▸ The task:
Every line of the data below should be written out word for word.

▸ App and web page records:
◇ ◇ ◇ ◇ ◇ ◇ ◇

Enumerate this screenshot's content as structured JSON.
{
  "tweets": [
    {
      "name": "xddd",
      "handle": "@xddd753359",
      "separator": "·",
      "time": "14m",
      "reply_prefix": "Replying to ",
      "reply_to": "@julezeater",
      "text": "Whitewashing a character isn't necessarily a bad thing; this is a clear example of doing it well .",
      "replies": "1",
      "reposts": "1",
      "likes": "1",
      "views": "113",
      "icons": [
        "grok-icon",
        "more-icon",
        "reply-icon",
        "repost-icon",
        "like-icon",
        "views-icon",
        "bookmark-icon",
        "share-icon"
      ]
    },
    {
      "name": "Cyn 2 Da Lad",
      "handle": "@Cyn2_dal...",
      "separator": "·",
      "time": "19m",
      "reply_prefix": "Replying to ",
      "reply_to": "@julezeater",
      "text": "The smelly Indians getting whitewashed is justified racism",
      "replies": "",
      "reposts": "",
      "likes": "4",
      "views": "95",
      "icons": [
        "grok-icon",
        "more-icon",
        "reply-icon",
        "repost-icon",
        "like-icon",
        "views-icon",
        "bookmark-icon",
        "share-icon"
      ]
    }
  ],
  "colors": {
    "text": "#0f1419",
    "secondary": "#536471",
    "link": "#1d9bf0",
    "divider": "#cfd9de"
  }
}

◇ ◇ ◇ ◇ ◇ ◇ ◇

▸ Result:
Enumerate this screenshot's content as structured JSON.
{
  "tweets": [
    {
      "name": "xddd",
      "handle": "@xddd753359",
      "separator": "·",
      "time": "14m",
      "reply_prefix": "Replying to ",
      "reply_to": "@julezeater",
      "text": "Whitewashing a character isn't necessarily a bad thing; this is a clear example of doing it well .",
      "replies": "1",
      "reposts": "1",
      "likes": "1",
      "views": "113",
      "icons": [
        "grok-icon",
        "more-icon",
        "reply-icon",
        "repost-icon",
        "like-icon",
        "views-icon",
        "bookmark-icon",
        "share-icon"
      ]
    },
    {
      "name": "Cyn 2 Da Lad",
      "handle": "@Cyn2_dal...",
      "separator": "·",
      "time": "19m",
      "reply_prefix": "Replying to ",
      "reply_to": "@julezeater",
      "text": "The smelly Indians getting whitewashed is justified racism",
      "replies": "",
      "reposts": "",
      "likes": "4",
      "views": "95",
      "icons": [
        "grok-icon",
        "more-icon",
        "reply-icon",
        "repost-icon",
        "like-icon",
        "views-icon",
        "bookmark-icon",
        "share-icon"
      ]
    }
  ],
  "colors": {
    "text": "#0f1419",
    "secondary": "#536471",
    "link": "#1d9bf0",
    "divider": "#cfd9de"
  }
}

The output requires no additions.